I have been where you are too many times during my "retail' years. There are steps you can take but they would never enable me to wear high heels or stand around for long hours. That ability was gone in my 20's with plantar fasciitis. The first step is anti-inflammatories, for me that would be celebrex. Then arthritis tylenol then tramadol at maybe half dose if I don't want to be too loopy. Muscle relaxers would be a problem for me if I want to be alert but I would sometimes try a very low dose of diazepam for spasms. What I learned to do next is to get in a tub of very hot water and put my hands under my hips on either side of my si joint or a little higher where I have a torn disc and stretch after my body had heated up. I would cup my hips and let my spine "hang" in the hot water to curve it back out. As for chiropractors, I have been to four over the decades and only one would I trust with my spine at this point in my life and he was able to get me back on my feet by massage and stretching. He emphasized getting the blood flowing to the area. Absolutely no cracking or manipulation. My goal was to be able to bathe and feed myself during these times, not go to parties as I was usually using a walker to get around my home. Some docs will give you a medrol dose pack or a burst of prednisone for this. Some folks are helped by this but I wasn't because it would raise my bloodsugar which made me worse. These episodes taught me my limitations but I still sometimes am hard headed and lift too much, stand too much or sit on bad surfaces. These episodes can also be a indicator that your inflammation is not under control and and needs attention. Sorry for the ramble. Good luck! Danielle
My bowel situation has been similar to yours, although no bowel obstructions. I'm using humira for the A.S. Regarding bowels I've had lot's of symptoms but no positive test results for inflammation, biopsies and various 'scopes. Had my gall bladder removed for sludge and no stones, too. Family history of IBD, psoriasis and arthritis. My GI doctor finally talked me into trying Nortriptyline to control what is diagnosed as IBS. It has actually helped quite a bit, although I have to keep to a fairly low-starch strict diet, no processed foods and eating out is a crap shoot. And I have to say your brillo pad analogy is spot on. That's exactly how mine feels when it's acting up.
Not neccesarily. AARP offers a lot of plans AND will answer every little tiny question you ask. They deal with 90 years olds, so they are not scared of the medications and diseases. Their website is clear and concise. $15 membership a year and you get a lot of information, before you need it. At least start with them, you will be up to date on all the info. I also suggest switching to the IV ahead of time so there is no insurance fighting, just seamless succession of insurance policies.

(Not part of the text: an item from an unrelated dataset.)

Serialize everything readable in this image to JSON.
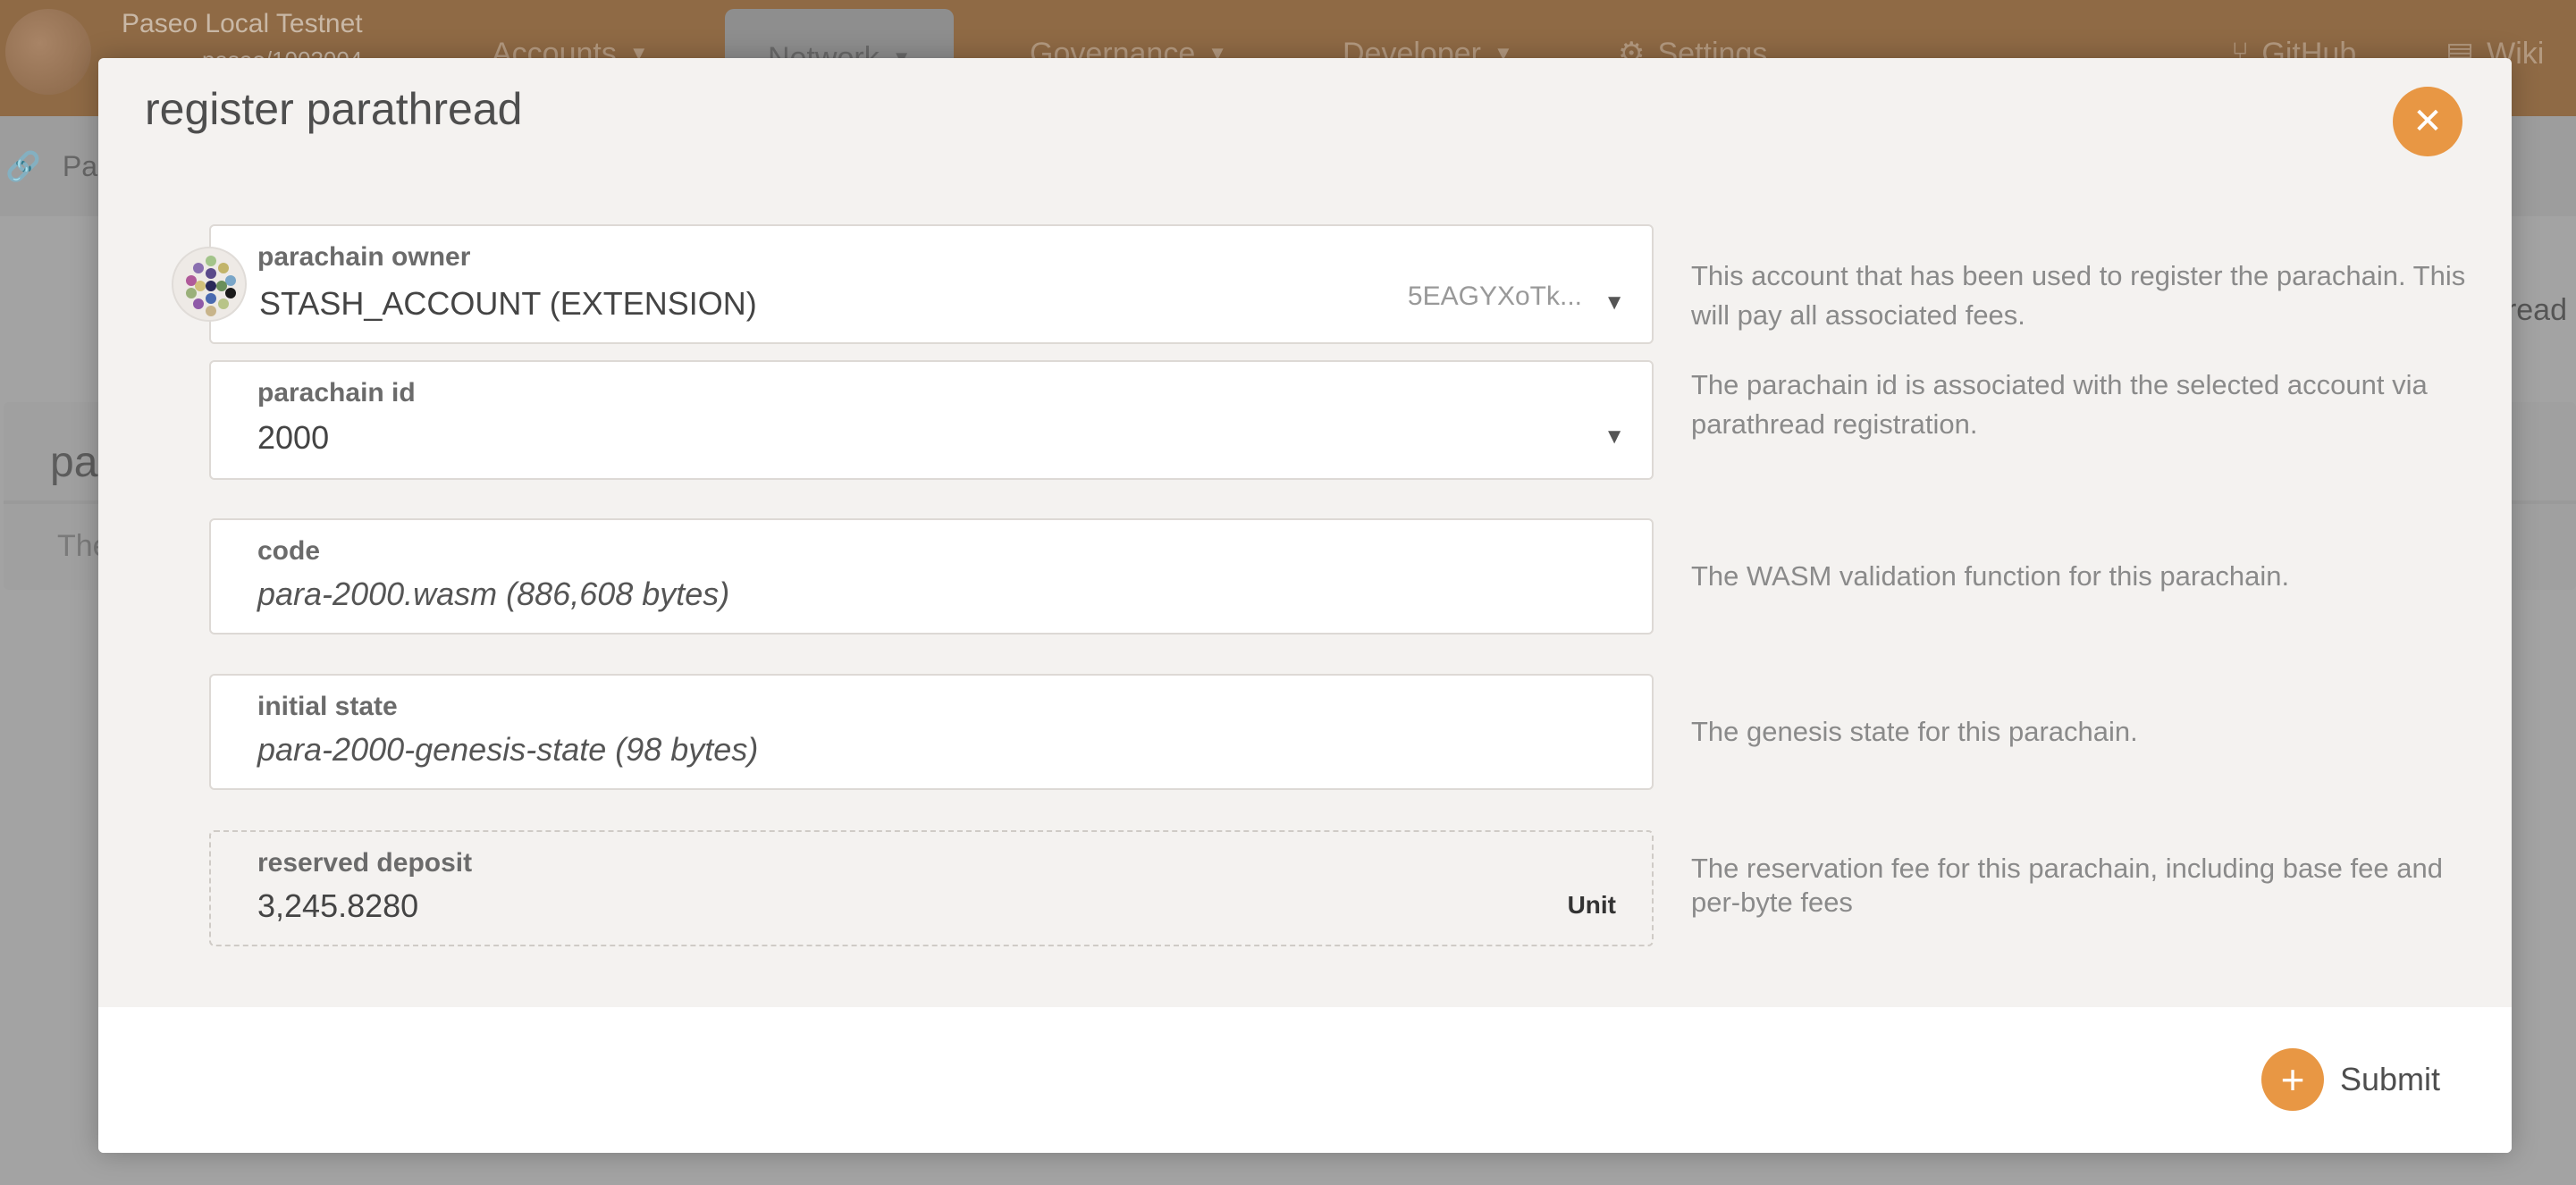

I urge people to realize you will have to give up (unless something changes, like Humira going generic) injection anti TNFs and get an IV. Do not fill out any info "in case" you "might" be eligible. Those drug companies just want your information and will not let you have them.
My only other advise is DO NOT LISTEN to anyone NOT on Medicare because there is a lot of misinformation and you won't be able to change for a year. That misinformation can cost you thousands and thousands of dollars.
Does Reactive Arthritis (ReA) and Polymyalgia Rheumatica (PMR) count? In my opinion it doesn't really matter where the inflammation is ... it all hurts. For whatever reason, muscle inflammation seems more likely to be treated with prednisone---I don't know why.